PhD programs in Psychology are another option for students that want to become part of research and identification in criminal psychology. PhD programs that focus on psychology specifically are a great choice, but students that have already obtained a Master’s in Psychology may choose to complement their degree with a PhD that focuses on Criminology, Forensic Psychology, or Human Behavior.
PhD programs typically last around 2 years after a master’s program or 4 years from a bachelor’s program. A majority of the work done in these programs is independent research, which can help you become a more knowledgeable professional in this field.
What do Criminal Psychologists do?
Often confused with forensic psychology, criminal psychology is a unique subfield of psychology that focuses more specifically on a criminal’s behavior. It is up to the criminal psychologist to investigate the background, motive, and drive of criminals when a crime is committed.

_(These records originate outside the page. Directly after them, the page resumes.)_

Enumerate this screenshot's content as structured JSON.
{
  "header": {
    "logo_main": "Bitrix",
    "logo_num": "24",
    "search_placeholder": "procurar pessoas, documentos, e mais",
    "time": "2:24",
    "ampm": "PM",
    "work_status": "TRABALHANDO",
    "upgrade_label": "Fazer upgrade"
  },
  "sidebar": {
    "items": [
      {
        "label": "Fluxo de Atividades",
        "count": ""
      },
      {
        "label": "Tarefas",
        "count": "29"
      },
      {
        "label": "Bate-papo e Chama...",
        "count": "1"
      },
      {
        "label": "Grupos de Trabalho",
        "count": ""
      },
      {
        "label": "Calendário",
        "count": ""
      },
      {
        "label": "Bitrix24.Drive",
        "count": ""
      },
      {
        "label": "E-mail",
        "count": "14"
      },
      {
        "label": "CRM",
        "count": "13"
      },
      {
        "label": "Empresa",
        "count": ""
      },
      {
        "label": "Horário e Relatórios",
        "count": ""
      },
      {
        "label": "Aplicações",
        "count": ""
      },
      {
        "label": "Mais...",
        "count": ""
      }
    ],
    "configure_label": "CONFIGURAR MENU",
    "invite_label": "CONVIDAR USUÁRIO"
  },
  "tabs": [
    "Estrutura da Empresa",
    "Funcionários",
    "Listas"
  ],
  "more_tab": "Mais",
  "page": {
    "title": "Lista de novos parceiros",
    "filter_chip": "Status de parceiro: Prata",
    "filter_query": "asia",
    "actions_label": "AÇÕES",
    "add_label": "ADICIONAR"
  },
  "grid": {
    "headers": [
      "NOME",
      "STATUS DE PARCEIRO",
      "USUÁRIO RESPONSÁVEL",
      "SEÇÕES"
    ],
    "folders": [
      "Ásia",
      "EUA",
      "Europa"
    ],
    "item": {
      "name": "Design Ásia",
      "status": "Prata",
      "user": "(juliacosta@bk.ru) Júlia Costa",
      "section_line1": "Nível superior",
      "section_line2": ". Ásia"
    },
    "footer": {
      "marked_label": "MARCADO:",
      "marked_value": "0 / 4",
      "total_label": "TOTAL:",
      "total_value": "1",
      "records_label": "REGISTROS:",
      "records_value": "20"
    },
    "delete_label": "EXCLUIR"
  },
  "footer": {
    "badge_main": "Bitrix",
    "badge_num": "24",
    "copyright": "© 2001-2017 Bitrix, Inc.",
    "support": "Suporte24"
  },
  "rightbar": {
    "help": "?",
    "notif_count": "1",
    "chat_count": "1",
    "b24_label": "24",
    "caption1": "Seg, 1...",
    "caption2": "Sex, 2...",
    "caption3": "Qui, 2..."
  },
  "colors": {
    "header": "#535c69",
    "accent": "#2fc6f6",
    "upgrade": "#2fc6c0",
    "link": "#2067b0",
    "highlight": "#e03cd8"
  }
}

This is achieved through investigating the crime thoroughly, looking at clues for premeditation, emotion, and reasoning. This information can help psychologists identify potential suspects through identifying their behaviors or personality. Criminal psychologists can be found working for law enforcement agencies, especially in areas with higher crime rates.
Who Do Criminal Psychologists Work With?
In addition to working directly with law enforcement, some criminal psychologists work independently and under consultation agreements. In the event that a police department requires the services of a criminal profiler or criminologist, they may contract these agents to assist during an investigation.
Criminal psychologists may then review evidence and provide insight into the personality of a criminal, which can be very useful to law enforcement during an investigation.
Criminal Psychologists and Their Role in Rehabilitation
Criminal psychologists may also work with criminals that are in the process of rehabilitation. Having knowledge of criminology and sociology, criminal psychologists can assist ex-criminals with finding ways to improve their quality of life and avoiding a life of crime.
During the rehabilitation process, psychologists in this field may help offenders identify past trauma or occurrences that may have increased their probability of becoming a criminal offender. These professionals may be employed by detention centers, parole agencies, or even through the court.
In fields that provide data and research on criminal activity, criminal psychologists may play a large role in the development of prevention programs or rehabilitation programs for specified areas.
As a professional within this field, your insight into socioeconomic influence, environment, and statistics may assist cities and towns with developing improvement projects to help provide a more positive and crime-free environment.
Criminal Psychology Salary and Outlook
The field of criminal psychology is consistently growing throughout society. Psychology itself is a relatively new field when compared to other fields within health and medicine, so new branches are constantly being created.
If you are considering entering into the field of criminal psychology, you should consider the growth within this field, as well as your earning potential, prior to becoming involved in a degree program. According to the Bureau of Labor Statistics, the field of psychology is expecting a growth of 14% over the next decade (BLS).
In comparison to other professional fields in healthcare, this is much faster than average. Our team of educational experts has provided a salary list for a few of the main fields that criminal psychologists may work in after finishing their degree program. You can view that data below.